"""

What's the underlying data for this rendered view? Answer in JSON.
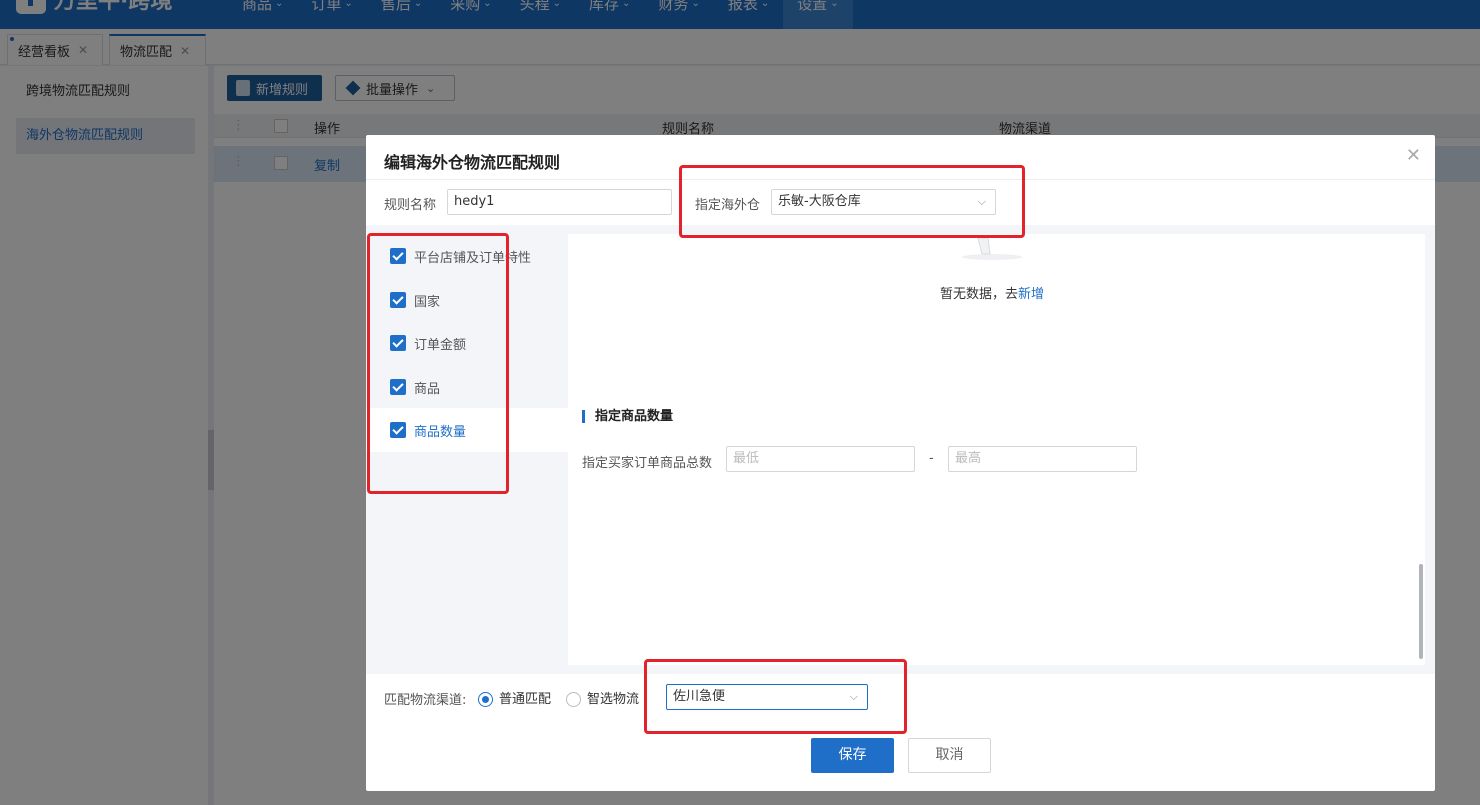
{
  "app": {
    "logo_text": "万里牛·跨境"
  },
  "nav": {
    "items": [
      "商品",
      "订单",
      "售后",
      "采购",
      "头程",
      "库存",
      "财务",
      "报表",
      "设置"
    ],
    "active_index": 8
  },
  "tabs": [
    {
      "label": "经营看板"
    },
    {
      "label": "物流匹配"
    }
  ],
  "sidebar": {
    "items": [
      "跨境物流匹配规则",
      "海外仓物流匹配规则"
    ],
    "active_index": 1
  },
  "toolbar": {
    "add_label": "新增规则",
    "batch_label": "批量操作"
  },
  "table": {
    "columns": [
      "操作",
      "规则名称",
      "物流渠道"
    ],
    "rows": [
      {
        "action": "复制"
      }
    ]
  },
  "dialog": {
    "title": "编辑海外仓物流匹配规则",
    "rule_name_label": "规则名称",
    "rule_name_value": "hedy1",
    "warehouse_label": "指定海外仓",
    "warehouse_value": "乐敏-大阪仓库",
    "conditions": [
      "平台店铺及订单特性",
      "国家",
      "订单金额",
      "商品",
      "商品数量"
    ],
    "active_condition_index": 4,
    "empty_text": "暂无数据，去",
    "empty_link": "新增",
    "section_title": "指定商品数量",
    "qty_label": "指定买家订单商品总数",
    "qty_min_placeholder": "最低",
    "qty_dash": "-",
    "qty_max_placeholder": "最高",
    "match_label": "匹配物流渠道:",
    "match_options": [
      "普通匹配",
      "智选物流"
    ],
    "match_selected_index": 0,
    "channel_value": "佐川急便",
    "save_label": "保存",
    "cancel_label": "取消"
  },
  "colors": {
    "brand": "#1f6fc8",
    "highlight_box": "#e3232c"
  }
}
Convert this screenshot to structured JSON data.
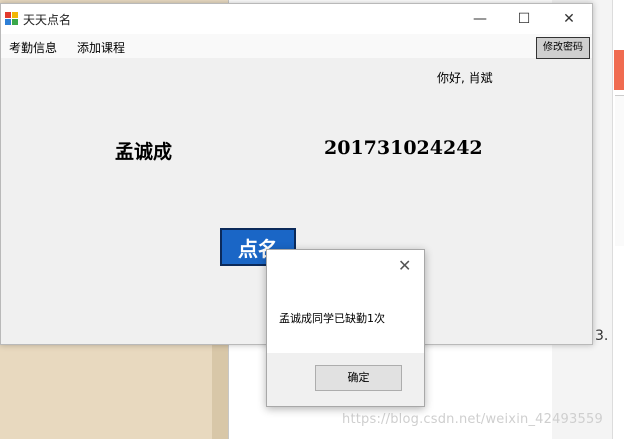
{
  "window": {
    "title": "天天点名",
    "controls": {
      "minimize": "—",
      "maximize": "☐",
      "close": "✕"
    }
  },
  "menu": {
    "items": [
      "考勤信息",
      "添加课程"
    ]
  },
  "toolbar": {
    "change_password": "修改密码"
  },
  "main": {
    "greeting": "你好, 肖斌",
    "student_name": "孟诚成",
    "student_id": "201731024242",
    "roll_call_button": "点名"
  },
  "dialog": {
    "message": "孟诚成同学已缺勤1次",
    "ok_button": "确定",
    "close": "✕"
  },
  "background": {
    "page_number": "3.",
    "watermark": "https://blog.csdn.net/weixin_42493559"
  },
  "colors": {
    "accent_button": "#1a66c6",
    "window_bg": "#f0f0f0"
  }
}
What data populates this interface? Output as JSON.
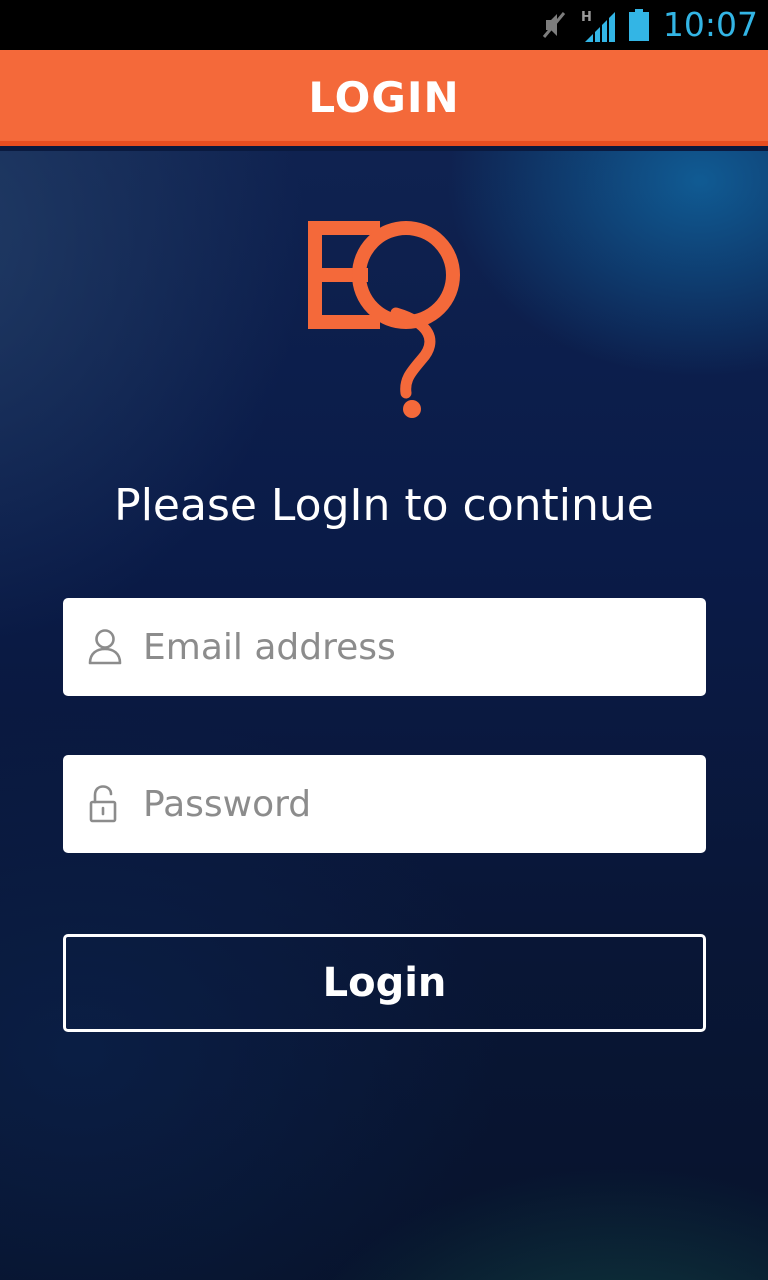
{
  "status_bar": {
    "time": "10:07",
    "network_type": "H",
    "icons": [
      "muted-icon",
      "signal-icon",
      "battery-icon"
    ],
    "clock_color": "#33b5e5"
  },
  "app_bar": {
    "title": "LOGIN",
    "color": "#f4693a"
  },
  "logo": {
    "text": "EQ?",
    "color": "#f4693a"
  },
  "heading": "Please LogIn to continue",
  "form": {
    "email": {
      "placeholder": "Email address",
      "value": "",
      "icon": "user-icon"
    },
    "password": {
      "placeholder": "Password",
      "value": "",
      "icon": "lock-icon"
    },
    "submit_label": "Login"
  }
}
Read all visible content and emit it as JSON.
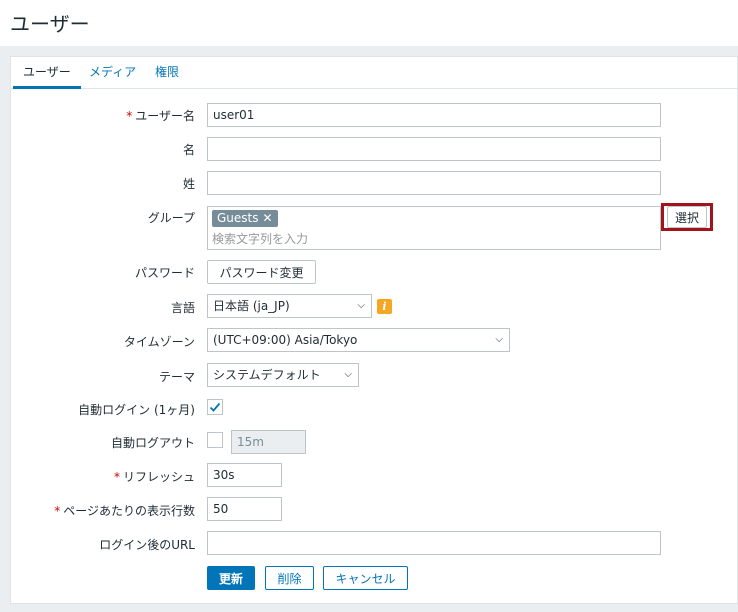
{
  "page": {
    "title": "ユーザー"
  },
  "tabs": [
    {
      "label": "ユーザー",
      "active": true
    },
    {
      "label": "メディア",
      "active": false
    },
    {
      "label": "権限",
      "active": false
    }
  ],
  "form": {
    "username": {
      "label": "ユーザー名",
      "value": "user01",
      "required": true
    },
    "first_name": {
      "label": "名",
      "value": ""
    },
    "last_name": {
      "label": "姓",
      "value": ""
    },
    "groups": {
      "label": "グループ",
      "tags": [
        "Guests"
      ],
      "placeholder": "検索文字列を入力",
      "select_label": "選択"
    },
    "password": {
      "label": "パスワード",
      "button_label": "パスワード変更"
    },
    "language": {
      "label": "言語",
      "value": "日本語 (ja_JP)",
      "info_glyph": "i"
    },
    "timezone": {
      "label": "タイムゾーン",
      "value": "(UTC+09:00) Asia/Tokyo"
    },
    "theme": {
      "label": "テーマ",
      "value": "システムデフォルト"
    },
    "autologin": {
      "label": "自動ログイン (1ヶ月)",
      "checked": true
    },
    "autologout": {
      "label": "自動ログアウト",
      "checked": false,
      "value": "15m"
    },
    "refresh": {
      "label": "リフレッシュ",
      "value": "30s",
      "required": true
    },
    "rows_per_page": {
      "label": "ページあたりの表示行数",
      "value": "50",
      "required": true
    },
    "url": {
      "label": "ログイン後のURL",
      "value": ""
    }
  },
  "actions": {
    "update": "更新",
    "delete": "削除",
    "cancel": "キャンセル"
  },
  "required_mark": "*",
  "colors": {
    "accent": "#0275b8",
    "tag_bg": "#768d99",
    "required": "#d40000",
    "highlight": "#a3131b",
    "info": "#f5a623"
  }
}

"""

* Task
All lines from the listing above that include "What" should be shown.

* Finished task
What's the underlying data for this rendered view? Answer in JSON.
What data populates this interface? Output as JSON.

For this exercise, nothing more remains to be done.